(Data records for software interfaces)
________________
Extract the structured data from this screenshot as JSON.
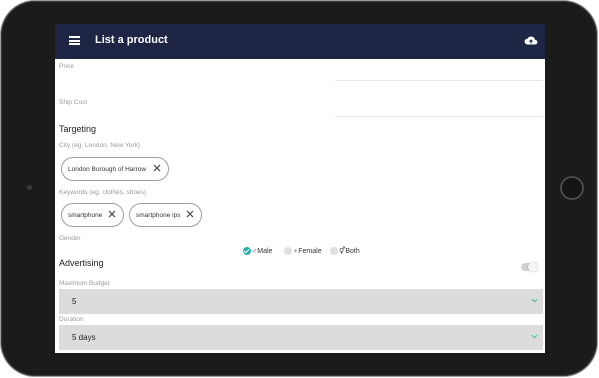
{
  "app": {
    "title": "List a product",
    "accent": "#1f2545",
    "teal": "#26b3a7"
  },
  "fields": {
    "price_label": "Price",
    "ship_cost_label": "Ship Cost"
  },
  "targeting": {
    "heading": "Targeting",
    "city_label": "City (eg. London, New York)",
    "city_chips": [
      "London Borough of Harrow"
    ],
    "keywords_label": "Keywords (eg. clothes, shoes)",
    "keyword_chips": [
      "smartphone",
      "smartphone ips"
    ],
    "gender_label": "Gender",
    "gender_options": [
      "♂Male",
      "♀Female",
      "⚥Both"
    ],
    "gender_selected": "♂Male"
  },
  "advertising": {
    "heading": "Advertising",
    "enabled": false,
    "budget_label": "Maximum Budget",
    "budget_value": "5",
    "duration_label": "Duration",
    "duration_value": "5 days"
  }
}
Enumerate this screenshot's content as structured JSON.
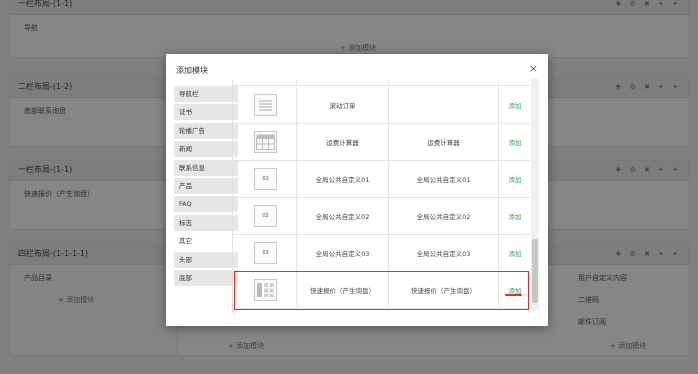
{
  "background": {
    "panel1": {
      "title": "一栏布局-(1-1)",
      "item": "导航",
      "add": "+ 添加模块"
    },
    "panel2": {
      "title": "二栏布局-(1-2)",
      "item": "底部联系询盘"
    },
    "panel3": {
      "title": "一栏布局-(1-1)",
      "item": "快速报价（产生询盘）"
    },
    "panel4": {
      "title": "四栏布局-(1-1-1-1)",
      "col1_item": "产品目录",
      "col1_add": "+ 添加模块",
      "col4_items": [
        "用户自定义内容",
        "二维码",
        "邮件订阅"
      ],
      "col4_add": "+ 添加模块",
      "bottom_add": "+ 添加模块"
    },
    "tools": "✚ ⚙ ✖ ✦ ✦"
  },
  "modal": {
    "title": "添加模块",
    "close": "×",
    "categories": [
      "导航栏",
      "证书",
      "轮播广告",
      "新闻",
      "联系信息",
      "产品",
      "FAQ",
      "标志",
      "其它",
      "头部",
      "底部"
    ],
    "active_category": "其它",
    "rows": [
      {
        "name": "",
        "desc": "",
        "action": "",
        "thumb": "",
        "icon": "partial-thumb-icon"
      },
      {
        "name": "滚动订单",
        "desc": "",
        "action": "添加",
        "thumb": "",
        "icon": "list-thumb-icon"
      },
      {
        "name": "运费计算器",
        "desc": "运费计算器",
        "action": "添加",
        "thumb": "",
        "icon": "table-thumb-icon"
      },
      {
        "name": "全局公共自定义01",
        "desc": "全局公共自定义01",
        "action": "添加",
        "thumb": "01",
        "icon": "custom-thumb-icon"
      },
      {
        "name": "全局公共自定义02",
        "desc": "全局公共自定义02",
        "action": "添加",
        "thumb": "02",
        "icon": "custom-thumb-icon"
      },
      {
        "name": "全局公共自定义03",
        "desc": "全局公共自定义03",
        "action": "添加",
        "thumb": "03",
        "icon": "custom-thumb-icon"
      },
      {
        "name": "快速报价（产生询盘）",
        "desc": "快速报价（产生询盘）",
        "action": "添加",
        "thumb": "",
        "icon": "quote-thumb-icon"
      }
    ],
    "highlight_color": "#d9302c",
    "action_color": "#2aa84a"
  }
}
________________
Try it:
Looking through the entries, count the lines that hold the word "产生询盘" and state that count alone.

Answer space:
3